Mother and baby reticulated giraffes have an inherited condition called leucism, which prevents pigmentation in skin cells.
Unlike albinism, animals with leucism continue to develop dark pigments in their soft tissues, which explains the dark eyes and other colors of white giraffes.
The giraffes have been discovered in the Ishakbini Hirola Wildlife Sanctuary in Garissa District, Kenya after local residents alerted conservationists.
Two white giraffes in Kenya discovered in early August by rangers from the Hirola Conservation Project suffer from a hereditary disease known as leucism.
This rare disease causes a partial loss of pigment in the animal’s skin, coat, or scales, but not in other organs such as the eyes.

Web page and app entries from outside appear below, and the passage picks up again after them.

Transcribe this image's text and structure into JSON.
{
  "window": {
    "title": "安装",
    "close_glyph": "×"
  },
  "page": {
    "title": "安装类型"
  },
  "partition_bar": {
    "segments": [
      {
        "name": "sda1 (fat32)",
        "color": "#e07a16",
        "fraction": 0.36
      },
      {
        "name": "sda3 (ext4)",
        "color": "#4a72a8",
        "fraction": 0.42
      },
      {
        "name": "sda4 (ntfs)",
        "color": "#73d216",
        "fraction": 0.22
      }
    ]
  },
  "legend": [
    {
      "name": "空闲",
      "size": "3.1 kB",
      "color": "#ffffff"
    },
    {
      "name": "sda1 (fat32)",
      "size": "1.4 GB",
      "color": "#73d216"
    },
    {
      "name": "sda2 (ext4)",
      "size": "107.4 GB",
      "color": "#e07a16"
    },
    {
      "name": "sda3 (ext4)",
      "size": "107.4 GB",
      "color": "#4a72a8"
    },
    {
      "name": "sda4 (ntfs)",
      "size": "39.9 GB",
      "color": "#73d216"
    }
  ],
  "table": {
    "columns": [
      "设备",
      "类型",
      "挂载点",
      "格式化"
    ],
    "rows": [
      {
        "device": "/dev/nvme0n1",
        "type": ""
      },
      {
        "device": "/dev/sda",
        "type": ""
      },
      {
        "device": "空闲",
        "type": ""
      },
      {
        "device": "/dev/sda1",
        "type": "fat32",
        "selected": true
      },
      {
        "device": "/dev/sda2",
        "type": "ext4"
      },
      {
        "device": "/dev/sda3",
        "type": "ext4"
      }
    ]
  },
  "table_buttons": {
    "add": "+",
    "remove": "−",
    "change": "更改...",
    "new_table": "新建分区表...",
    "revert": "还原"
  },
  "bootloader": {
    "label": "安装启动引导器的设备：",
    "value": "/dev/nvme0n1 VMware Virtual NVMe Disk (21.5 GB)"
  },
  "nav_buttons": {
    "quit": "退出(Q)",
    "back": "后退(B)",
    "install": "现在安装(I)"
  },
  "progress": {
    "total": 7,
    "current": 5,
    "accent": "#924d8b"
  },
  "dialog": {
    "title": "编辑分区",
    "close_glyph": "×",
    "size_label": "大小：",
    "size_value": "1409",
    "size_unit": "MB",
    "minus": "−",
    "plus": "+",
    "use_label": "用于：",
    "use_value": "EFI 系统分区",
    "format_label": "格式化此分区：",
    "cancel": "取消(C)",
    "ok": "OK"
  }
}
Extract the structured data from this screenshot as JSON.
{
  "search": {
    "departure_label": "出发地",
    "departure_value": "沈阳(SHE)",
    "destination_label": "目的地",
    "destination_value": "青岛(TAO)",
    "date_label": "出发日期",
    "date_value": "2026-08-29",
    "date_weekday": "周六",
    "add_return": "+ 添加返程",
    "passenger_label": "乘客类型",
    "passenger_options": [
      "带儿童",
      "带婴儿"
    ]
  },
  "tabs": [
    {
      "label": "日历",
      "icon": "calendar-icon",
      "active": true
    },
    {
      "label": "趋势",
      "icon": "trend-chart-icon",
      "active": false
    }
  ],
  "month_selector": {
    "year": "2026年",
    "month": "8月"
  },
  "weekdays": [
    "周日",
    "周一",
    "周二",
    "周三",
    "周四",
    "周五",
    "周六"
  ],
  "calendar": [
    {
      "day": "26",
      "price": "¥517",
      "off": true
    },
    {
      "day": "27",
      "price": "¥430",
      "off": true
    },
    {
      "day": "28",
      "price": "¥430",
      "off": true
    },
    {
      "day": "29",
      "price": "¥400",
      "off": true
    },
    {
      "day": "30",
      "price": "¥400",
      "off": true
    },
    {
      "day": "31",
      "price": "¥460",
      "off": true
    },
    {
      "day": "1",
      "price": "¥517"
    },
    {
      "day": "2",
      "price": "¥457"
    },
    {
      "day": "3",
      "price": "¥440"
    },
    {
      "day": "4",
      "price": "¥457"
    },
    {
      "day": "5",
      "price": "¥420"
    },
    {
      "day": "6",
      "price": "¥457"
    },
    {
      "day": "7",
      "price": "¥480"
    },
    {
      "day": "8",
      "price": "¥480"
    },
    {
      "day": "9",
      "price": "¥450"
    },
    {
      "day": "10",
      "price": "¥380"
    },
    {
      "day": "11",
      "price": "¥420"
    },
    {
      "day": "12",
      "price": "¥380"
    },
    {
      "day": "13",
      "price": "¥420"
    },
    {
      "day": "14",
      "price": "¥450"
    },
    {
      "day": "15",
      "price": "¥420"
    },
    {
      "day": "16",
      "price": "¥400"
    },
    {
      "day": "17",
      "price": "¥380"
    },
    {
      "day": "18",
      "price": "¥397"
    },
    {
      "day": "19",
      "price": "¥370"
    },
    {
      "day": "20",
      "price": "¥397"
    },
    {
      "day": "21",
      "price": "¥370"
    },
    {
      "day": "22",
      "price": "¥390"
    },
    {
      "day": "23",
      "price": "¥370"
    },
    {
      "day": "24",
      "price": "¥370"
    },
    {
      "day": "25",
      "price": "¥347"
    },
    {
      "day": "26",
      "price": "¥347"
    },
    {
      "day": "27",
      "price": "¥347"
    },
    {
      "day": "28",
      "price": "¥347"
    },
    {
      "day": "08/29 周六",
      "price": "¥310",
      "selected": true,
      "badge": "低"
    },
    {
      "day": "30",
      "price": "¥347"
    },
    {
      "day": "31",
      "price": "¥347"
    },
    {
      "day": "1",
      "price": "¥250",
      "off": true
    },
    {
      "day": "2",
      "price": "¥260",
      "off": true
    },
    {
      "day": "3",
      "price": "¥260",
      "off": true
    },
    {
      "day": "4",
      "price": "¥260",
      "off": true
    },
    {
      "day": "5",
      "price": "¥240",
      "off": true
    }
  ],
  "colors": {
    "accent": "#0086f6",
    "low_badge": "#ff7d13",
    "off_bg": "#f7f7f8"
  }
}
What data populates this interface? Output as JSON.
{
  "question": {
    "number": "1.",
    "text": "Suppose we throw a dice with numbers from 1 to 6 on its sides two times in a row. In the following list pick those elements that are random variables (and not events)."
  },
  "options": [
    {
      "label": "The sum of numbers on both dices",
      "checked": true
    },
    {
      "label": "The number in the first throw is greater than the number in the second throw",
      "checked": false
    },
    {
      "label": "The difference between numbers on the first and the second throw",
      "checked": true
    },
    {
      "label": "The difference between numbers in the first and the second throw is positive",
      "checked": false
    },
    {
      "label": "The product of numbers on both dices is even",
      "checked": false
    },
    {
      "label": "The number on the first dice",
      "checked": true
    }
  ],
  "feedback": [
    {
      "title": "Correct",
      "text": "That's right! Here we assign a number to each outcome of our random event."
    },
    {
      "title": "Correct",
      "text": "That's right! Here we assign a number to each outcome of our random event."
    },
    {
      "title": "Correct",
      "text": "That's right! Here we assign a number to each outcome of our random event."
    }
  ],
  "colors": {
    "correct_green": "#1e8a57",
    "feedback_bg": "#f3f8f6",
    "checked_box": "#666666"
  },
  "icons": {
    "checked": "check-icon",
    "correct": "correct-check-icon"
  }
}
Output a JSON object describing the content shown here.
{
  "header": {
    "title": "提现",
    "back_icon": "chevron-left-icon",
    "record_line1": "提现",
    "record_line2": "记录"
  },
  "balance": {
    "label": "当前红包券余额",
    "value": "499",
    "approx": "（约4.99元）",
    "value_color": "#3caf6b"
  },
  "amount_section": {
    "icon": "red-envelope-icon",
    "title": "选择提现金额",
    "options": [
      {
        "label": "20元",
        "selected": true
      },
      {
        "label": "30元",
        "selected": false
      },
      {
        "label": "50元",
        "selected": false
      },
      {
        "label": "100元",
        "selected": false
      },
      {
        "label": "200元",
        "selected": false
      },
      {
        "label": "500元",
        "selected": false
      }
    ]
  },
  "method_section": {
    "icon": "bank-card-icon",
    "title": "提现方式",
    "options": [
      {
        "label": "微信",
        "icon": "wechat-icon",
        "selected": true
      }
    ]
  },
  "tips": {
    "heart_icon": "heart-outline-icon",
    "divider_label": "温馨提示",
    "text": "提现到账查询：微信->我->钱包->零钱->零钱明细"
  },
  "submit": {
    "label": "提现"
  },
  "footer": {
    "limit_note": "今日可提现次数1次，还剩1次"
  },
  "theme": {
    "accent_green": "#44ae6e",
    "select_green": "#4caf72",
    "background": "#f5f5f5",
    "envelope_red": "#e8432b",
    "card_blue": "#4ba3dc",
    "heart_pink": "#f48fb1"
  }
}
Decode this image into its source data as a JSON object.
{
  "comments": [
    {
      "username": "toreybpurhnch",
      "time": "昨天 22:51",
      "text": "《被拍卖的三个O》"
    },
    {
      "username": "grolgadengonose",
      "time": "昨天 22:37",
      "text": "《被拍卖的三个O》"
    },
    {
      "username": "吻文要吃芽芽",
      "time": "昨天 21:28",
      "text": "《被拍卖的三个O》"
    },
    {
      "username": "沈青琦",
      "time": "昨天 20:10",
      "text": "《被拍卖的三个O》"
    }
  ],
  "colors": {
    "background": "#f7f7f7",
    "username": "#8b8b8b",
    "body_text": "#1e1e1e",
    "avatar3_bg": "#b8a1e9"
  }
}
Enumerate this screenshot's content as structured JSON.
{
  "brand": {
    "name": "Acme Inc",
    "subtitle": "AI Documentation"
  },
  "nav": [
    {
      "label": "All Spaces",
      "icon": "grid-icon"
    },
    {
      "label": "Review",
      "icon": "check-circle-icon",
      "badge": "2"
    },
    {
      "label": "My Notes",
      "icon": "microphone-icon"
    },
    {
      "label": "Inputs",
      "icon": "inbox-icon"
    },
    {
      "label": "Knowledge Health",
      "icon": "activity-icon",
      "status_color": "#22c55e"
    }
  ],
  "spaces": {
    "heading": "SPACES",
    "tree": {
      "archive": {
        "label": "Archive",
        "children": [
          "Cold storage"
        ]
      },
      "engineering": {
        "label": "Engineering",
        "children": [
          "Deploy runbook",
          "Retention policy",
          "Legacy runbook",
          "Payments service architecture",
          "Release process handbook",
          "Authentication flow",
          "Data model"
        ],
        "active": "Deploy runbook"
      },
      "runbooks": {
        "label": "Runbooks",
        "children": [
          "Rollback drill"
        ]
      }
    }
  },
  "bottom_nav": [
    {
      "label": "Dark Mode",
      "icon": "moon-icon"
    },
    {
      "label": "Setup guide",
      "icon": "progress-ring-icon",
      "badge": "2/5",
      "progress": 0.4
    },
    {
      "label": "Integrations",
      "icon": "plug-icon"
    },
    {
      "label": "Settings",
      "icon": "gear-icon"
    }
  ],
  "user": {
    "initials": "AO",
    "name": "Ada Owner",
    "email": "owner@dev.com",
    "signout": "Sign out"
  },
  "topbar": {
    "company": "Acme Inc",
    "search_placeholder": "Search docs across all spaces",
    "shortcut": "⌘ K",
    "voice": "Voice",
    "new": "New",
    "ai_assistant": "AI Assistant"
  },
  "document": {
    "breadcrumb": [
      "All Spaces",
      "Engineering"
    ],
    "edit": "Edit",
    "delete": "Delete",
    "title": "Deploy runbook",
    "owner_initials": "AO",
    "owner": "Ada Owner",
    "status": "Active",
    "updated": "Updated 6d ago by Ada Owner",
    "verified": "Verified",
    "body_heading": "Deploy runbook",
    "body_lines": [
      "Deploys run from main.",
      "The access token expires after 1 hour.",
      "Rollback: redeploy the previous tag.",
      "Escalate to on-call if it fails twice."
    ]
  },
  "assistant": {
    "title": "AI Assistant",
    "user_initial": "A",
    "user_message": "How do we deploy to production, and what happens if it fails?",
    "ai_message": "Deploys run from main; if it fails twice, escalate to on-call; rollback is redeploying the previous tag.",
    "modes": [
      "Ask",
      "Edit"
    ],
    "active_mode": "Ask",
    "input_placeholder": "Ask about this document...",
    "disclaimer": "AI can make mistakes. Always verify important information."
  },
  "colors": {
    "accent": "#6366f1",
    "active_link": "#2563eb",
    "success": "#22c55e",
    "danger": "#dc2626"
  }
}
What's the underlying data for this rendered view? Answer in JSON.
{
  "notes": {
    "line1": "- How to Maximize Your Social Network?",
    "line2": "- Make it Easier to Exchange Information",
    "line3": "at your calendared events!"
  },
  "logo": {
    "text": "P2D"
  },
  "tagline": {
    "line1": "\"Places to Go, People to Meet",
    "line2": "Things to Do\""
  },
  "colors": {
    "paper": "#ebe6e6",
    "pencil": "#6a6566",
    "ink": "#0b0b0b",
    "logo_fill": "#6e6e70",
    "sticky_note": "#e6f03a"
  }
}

Other animals are white because they have albinism, a congenital disorder that prevents the development of skin, hair, scales, and eye color.
As a result, the eyes of leucistic animals may be black, but the eyes of albino animals are usually pink.
(The pink color comes from the blood vessels inside the eyes, which are visible through the colorless iris.)